- **Work request**:
Search term "screenshot": copy each line of the data containing it.

- **Record excerpts**:

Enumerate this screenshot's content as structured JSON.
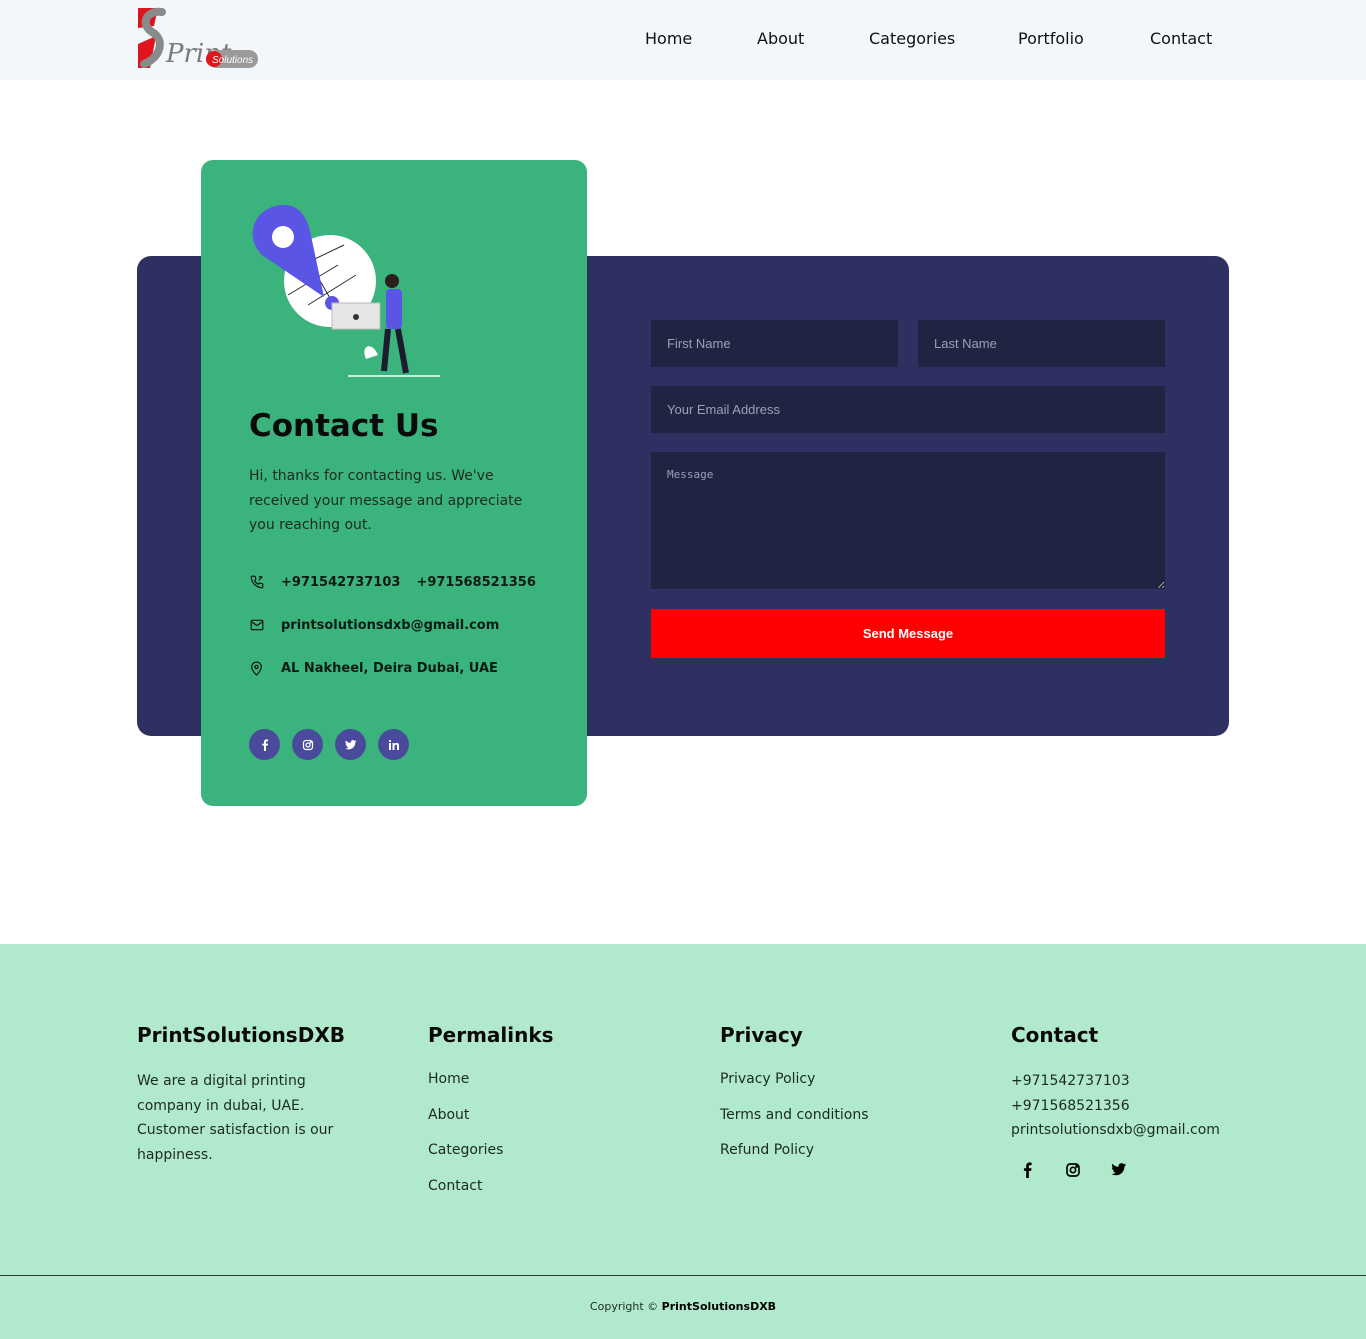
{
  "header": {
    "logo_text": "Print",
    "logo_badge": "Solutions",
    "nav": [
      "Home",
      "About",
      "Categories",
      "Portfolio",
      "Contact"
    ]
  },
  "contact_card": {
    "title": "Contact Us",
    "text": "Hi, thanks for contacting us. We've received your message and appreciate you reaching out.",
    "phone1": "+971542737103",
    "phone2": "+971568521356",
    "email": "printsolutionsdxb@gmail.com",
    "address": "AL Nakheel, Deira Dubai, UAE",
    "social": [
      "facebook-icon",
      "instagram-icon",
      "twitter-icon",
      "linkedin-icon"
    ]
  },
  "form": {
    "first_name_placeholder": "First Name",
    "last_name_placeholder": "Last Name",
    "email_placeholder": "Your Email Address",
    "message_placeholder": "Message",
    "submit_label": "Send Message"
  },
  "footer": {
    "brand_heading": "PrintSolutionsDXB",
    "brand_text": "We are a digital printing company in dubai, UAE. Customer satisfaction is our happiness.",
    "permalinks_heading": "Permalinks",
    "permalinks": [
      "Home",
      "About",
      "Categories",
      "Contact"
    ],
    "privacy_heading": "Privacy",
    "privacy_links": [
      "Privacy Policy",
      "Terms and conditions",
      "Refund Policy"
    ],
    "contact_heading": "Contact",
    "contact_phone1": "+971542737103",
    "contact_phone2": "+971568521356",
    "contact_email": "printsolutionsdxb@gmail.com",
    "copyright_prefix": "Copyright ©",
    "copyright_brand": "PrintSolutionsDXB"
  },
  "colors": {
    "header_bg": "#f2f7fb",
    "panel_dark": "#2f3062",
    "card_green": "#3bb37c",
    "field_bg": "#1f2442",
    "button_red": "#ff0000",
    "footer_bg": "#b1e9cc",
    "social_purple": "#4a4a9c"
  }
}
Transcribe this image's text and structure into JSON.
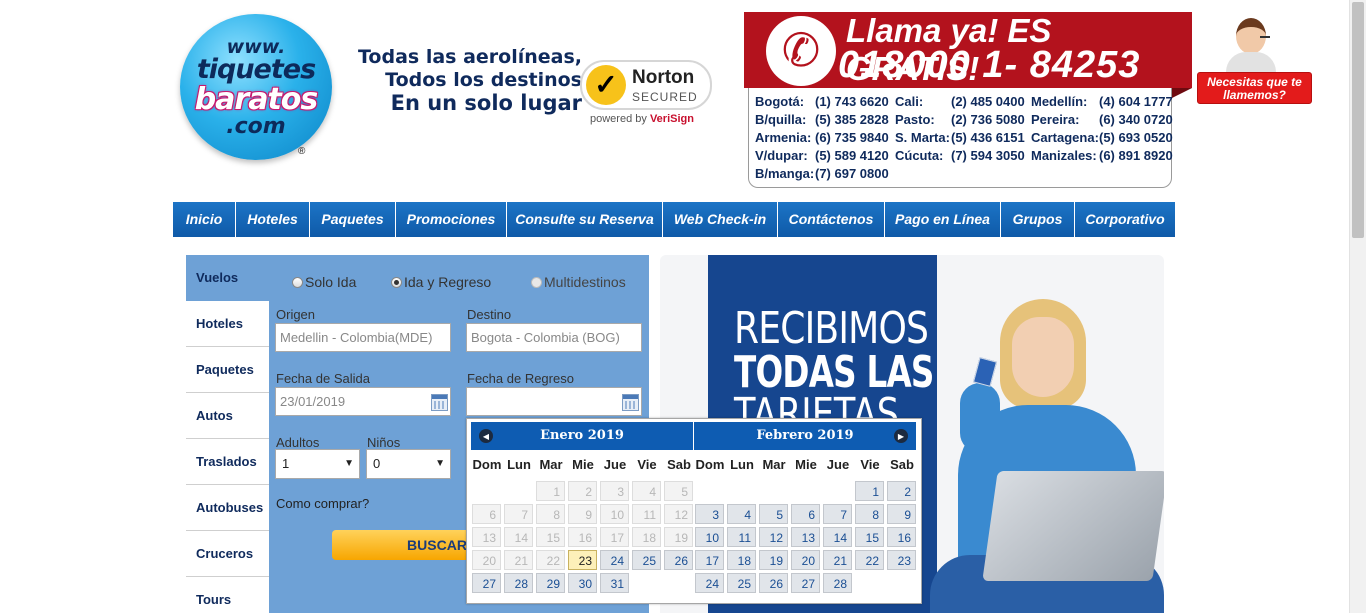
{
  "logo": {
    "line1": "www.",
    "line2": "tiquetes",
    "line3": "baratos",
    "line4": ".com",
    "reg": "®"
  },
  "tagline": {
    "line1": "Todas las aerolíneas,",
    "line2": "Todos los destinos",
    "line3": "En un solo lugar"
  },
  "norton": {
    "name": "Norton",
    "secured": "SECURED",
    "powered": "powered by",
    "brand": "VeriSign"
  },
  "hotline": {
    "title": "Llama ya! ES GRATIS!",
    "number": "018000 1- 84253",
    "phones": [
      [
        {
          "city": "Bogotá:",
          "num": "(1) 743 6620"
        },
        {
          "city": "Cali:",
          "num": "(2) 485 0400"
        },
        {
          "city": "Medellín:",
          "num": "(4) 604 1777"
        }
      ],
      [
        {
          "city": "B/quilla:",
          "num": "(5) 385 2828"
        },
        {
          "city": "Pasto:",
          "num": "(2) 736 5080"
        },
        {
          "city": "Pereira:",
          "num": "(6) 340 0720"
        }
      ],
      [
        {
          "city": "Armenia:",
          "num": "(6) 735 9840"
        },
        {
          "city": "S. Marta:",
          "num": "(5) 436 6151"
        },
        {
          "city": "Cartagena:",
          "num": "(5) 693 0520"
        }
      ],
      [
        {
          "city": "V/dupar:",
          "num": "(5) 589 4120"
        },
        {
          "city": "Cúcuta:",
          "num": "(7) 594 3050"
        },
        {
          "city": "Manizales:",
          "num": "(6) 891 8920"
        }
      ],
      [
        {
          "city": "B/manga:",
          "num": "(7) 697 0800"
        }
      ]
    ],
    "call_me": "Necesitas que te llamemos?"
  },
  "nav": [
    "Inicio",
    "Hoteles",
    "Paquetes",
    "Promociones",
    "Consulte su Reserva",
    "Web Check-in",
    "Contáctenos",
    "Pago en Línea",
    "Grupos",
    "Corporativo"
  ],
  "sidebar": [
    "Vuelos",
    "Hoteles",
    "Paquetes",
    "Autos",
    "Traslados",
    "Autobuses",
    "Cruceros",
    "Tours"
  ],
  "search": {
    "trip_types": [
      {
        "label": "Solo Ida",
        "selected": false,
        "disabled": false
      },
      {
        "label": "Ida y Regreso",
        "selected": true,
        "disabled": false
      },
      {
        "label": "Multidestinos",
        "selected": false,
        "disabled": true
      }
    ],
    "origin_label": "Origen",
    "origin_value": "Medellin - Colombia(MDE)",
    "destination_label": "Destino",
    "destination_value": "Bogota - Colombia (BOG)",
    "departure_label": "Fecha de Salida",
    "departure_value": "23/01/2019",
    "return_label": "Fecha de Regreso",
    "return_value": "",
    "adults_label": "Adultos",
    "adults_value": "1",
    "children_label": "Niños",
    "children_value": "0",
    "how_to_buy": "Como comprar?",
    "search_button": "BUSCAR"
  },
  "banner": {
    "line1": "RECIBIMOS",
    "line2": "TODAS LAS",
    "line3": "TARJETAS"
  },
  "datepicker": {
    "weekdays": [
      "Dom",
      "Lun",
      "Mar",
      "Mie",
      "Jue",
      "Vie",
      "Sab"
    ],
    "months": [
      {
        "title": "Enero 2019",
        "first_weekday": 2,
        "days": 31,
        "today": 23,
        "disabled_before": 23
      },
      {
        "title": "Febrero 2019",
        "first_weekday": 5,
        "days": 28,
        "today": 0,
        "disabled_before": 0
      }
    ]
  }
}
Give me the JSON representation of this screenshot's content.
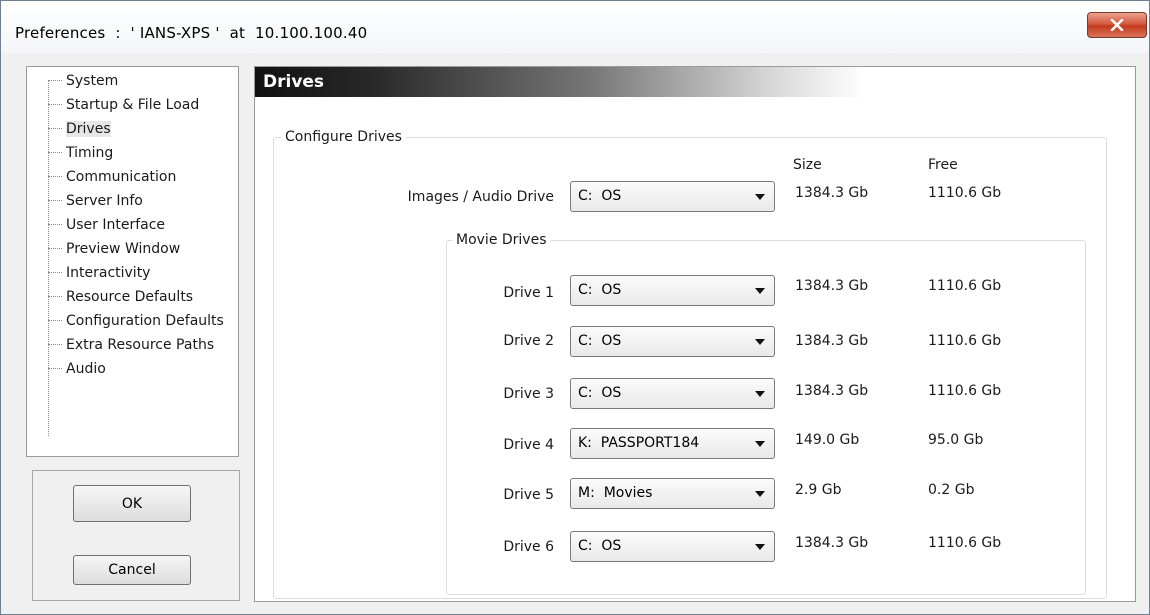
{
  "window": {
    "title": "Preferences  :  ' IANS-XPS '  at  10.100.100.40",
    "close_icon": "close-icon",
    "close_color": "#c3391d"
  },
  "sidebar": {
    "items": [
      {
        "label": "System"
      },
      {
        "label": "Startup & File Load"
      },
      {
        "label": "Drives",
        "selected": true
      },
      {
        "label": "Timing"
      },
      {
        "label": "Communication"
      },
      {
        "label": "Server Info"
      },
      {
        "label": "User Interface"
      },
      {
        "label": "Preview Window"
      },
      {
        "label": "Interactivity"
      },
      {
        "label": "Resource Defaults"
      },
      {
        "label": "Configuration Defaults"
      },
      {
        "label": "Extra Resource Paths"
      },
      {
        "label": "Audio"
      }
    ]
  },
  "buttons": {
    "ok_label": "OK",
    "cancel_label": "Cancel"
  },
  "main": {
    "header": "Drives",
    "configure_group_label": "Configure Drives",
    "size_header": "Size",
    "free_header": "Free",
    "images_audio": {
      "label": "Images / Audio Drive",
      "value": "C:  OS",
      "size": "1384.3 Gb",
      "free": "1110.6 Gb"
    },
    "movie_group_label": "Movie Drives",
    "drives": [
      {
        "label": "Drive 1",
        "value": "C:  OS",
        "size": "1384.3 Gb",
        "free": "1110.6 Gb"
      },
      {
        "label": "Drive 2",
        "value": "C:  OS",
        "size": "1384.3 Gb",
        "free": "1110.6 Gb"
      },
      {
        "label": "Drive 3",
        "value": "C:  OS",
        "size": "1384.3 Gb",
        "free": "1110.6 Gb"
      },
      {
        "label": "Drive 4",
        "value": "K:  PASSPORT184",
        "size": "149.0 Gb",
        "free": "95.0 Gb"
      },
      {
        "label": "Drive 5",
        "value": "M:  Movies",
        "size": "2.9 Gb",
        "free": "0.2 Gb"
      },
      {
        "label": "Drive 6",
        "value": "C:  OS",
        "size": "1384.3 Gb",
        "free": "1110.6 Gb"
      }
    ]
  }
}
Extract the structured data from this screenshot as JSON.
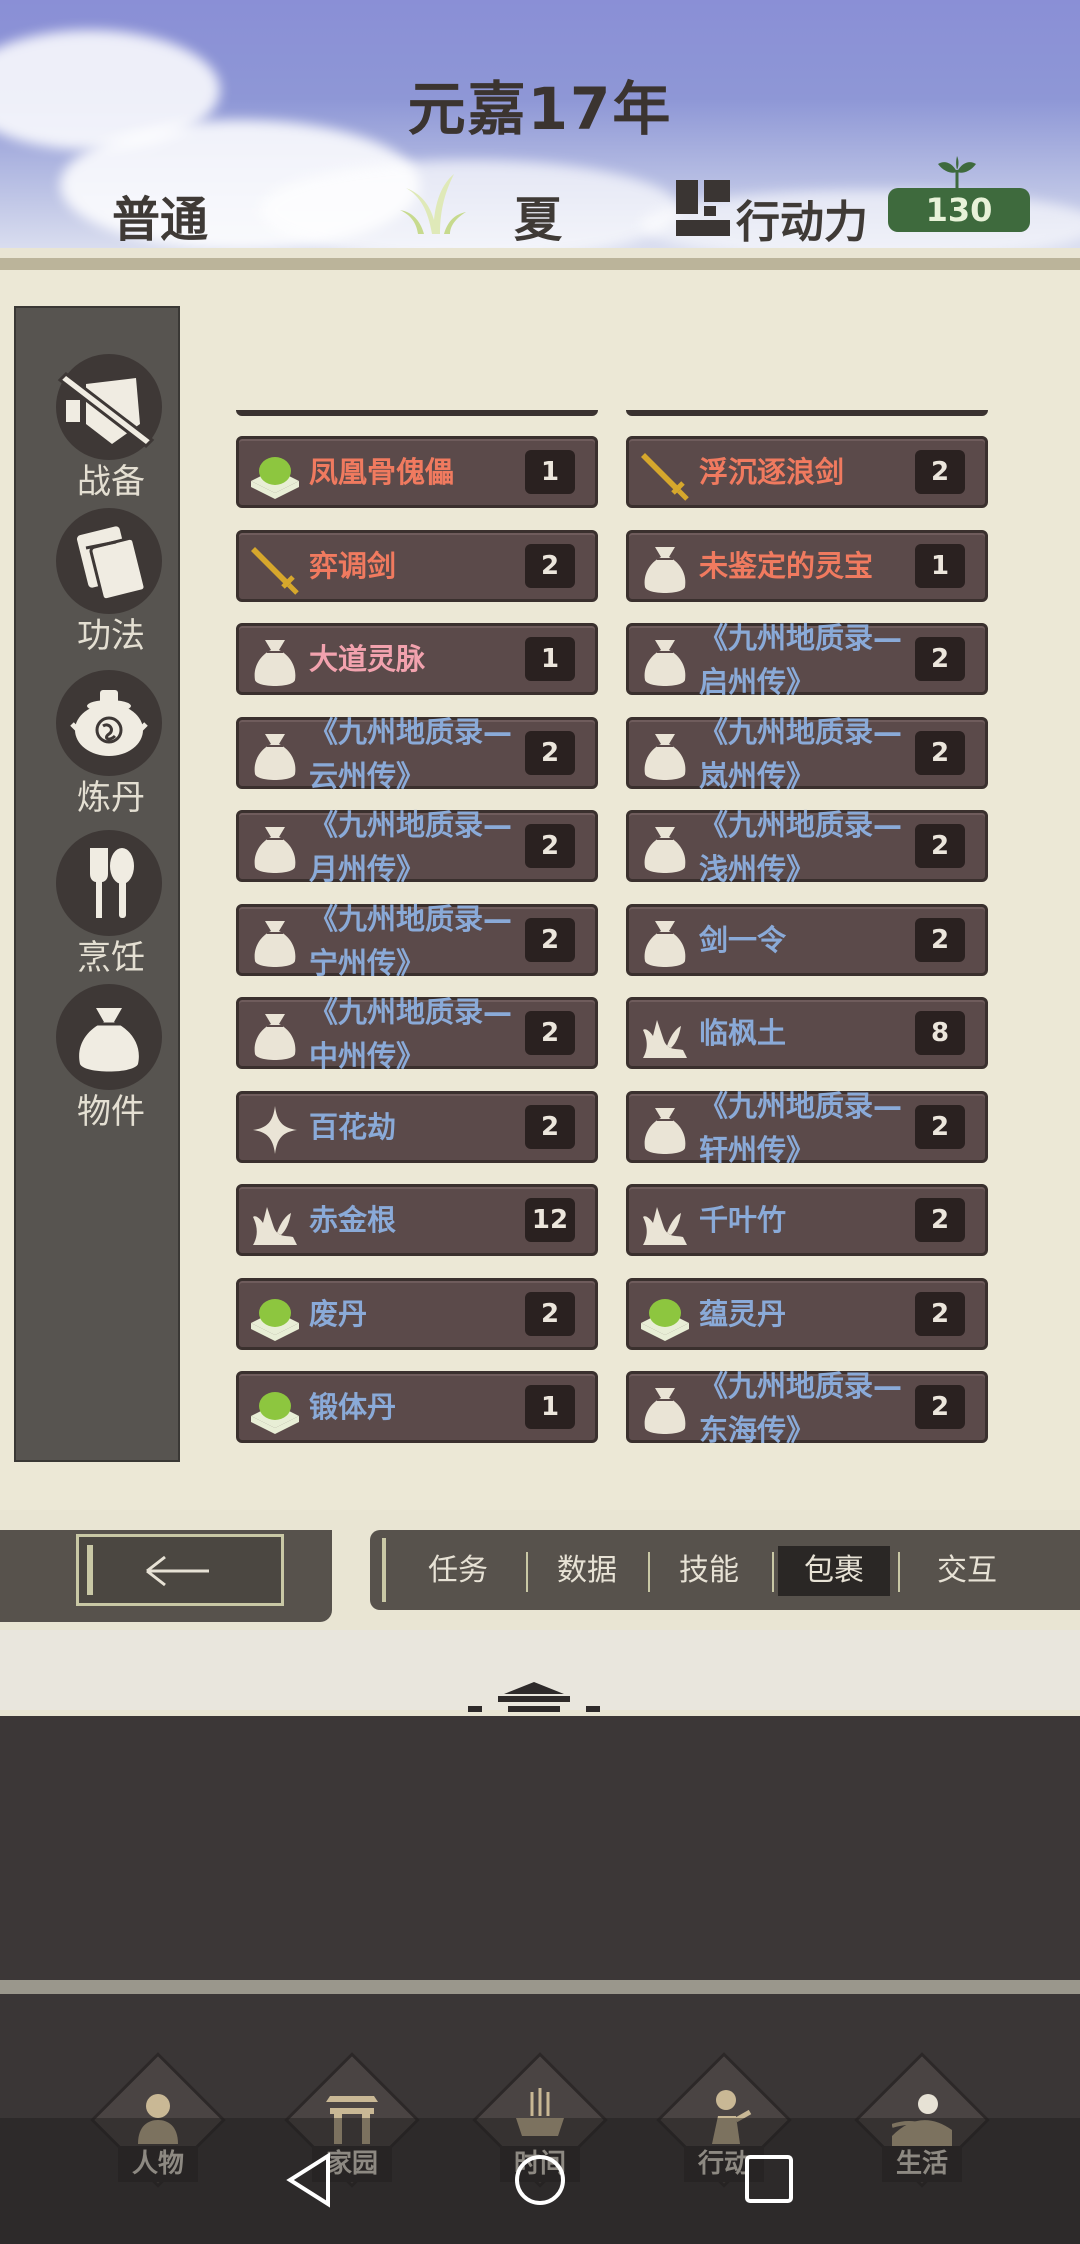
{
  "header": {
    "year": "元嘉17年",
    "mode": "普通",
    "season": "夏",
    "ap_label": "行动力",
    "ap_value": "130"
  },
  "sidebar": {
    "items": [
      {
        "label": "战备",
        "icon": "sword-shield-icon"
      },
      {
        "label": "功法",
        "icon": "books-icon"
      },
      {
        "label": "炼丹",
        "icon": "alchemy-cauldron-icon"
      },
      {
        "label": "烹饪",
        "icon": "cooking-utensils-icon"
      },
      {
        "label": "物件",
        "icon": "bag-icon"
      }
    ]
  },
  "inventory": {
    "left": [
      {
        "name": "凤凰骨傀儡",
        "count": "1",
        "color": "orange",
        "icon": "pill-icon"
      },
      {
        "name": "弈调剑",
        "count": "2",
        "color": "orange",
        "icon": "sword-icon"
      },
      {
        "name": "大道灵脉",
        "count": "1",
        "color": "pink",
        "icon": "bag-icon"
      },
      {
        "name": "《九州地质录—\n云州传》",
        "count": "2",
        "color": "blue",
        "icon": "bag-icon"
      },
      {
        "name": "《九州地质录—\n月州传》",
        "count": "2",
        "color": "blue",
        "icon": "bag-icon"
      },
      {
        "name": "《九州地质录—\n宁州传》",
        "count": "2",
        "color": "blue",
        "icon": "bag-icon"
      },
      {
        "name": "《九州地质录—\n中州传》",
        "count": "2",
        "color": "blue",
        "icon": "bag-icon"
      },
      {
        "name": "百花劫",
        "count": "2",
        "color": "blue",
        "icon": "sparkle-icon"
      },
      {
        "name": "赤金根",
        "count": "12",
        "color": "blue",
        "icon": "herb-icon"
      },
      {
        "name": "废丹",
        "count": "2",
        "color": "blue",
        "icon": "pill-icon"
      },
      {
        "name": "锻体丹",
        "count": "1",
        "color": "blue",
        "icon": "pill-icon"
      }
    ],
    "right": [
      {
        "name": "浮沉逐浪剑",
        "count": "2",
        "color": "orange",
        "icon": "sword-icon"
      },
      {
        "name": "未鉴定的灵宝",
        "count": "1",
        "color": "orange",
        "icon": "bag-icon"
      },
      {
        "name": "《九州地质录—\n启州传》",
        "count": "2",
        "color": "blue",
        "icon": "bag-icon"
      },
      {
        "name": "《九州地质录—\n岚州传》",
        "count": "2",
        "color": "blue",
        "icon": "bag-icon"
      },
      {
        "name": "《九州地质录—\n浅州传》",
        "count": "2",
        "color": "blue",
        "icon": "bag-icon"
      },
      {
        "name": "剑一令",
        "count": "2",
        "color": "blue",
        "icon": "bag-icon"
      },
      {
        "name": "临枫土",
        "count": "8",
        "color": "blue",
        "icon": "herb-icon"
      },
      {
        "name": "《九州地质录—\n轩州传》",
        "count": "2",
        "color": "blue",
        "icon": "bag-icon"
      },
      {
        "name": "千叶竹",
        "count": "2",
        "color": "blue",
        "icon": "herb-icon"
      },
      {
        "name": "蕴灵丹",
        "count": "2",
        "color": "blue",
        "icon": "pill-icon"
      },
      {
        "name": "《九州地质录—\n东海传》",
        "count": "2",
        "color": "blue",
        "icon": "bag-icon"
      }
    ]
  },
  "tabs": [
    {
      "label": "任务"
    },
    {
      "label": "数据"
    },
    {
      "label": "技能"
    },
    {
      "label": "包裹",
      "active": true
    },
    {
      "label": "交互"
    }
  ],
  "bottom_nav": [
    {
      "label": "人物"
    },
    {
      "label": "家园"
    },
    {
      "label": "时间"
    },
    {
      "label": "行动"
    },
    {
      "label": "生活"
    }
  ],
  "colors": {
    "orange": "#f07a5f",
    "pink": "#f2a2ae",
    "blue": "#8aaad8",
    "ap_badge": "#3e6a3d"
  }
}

- **Expected output**:
Enumerate this screenshot's content as structured JSON.
Give me the JSON representation of this screenshot's content.
Extract the structured data from this screenshot as JSON.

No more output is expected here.